After qualifying Roderick spent a memorable six months working on a tea and macadamia nut estate in Malawi. The memories are still sharp; the sunsets, the hippos on Lake Malawi, the unforgettable warmth of the African sun. His face turns dreamy as he recalls the exotic scents of Africa, the soil, the tea fermenting in the factory and aromatic roasting macadamias. His contract over, Roderick literally put out his thumb and hitched south through Zimbabwe and South Africa. One hitching memory in particular stands out – in the national park outside Bulawayo, Zimbabwe, he got a lift from two Irish nuns. Roderick was heading for Victoria Falls but night was closing in, so the obliging nuns took him home. B&B at the convent was a welcome treat and he was back on the road the next morning, well fed and refreshed. It could only happen to a Paddy.
After the carefree exhilaration of ‘the dark continent’, Roderick set off for England, Helena and ‘real’ work. Based around Winchester and Salisbury he gained broad experience in farming and marketing, both of which proved invaluable when they returned to Sligo. In 2004 Roderick’s parents retired and he, along with Helena and their young family, came back to take over the business and Temple House itself.
Indeed the couple’s combination of skills is a winning one for running Temple House and farm successfully. Helena is a superb self taught cook and a natural organiser. Roderick has all the farming experience needed to manage the estate and 1600 sheep as well as the marketing skills so essential to keep Temple House in the public eye. Neither of them is afraid of a challenge, which is just as well given the tests involved in simultaneously managing, minding and sympathetically restoring a historic house of vast proportions. 97 rooms is more than enough to get lost in and the work involved in maintaining them is significant. The trick is to manage that elusive work-life balance and it’s clearly not an easy task. Roderick wryly comments that he manages 9 holes of golf the odd time but completing 18 is just a distant memory.

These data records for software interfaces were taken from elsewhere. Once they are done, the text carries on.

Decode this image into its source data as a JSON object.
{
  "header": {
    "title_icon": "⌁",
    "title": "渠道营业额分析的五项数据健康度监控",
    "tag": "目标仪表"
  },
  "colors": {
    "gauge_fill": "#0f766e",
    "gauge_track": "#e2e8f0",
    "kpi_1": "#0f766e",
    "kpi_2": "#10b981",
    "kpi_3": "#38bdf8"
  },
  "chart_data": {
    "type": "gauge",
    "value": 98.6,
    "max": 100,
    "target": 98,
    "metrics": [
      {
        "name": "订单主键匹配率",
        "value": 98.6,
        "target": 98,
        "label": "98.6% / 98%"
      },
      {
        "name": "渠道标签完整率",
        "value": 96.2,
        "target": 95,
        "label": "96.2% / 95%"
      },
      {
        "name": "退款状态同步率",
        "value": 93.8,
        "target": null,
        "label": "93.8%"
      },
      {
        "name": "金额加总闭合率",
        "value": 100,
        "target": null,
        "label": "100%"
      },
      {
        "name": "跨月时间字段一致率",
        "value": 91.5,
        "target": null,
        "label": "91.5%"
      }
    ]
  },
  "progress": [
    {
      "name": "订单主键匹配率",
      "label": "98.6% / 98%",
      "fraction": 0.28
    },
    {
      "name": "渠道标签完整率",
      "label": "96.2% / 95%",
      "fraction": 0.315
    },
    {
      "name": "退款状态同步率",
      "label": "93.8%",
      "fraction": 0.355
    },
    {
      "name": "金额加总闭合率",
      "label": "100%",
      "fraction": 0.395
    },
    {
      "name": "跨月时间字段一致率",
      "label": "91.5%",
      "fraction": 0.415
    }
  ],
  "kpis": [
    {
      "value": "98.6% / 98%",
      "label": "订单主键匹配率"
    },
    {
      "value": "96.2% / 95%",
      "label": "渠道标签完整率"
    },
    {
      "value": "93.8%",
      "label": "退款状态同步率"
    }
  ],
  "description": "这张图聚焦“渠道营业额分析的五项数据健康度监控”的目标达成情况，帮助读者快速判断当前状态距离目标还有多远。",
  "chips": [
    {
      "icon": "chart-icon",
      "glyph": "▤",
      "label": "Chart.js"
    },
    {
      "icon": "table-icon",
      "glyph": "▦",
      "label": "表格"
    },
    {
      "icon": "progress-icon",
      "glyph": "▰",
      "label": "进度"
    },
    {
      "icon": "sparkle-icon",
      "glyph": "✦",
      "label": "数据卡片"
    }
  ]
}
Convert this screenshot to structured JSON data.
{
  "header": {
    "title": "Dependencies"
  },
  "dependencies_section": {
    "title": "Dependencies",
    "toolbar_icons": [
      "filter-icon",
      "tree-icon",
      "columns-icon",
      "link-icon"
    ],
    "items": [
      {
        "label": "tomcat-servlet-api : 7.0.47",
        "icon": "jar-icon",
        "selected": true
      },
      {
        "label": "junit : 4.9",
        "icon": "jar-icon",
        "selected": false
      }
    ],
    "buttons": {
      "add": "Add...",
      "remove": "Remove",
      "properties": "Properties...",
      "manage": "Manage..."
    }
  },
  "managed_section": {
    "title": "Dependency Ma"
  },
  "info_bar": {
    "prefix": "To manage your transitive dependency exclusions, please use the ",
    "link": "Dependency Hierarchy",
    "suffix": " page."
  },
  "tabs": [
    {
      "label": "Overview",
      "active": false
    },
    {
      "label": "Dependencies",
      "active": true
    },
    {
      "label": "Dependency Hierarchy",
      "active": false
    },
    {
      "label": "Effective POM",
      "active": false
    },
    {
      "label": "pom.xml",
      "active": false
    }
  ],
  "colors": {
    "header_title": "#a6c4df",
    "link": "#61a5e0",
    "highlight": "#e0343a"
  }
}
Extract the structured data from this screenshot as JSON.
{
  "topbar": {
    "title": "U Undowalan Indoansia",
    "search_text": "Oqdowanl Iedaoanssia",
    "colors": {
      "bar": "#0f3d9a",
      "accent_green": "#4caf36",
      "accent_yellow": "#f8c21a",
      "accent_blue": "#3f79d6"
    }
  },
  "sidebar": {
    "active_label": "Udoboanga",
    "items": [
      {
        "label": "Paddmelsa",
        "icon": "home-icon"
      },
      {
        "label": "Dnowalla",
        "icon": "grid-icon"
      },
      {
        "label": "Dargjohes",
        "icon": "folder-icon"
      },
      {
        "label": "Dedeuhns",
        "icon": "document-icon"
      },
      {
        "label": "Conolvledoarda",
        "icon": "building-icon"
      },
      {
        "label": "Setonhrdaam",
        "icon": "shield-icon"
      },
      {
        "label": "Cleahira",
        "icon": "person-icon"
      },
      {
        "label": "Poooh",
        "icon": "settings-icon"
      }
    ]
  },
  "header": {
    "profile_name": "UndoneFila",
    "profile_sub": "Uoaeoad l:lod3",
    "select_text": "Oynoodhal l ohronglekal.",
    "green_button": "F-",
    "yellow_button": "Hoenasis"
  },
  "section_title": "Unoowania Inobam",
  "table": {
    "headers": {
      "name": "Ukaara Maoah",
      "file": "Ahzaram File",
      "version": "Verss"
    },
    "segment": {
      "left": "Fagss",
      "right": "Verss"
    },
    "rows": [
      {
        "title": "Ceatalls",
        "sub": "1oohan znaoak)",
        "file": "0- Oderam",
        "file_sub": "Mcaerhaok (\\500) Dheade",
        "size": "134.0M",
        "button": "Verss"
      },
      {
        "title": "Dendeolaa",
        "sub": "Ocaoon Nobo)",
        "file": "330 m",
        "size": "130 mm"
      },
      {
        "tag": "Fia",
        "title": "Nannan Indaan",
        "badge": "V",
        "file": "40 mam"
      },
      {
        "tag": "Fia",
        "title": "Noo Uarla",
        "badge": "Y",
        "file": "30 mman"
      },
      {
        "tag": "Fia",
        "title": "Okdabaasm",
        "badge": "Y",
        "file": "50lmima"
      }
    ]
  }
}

Roderick’s parents opened their family home as a guesthouse when he was a child. Hospitality comes naturally to him. Temple House is also available for ‘whole house’ rentals where parties take the entire house for a weekend or week. It’s the best of both worlds for guests – a private manor house with the added bonus of hosts who are ‘on site but out of sight’. It’s really no wonder that many groups return year on year. Paradise found perhaps? www.templehouse.ie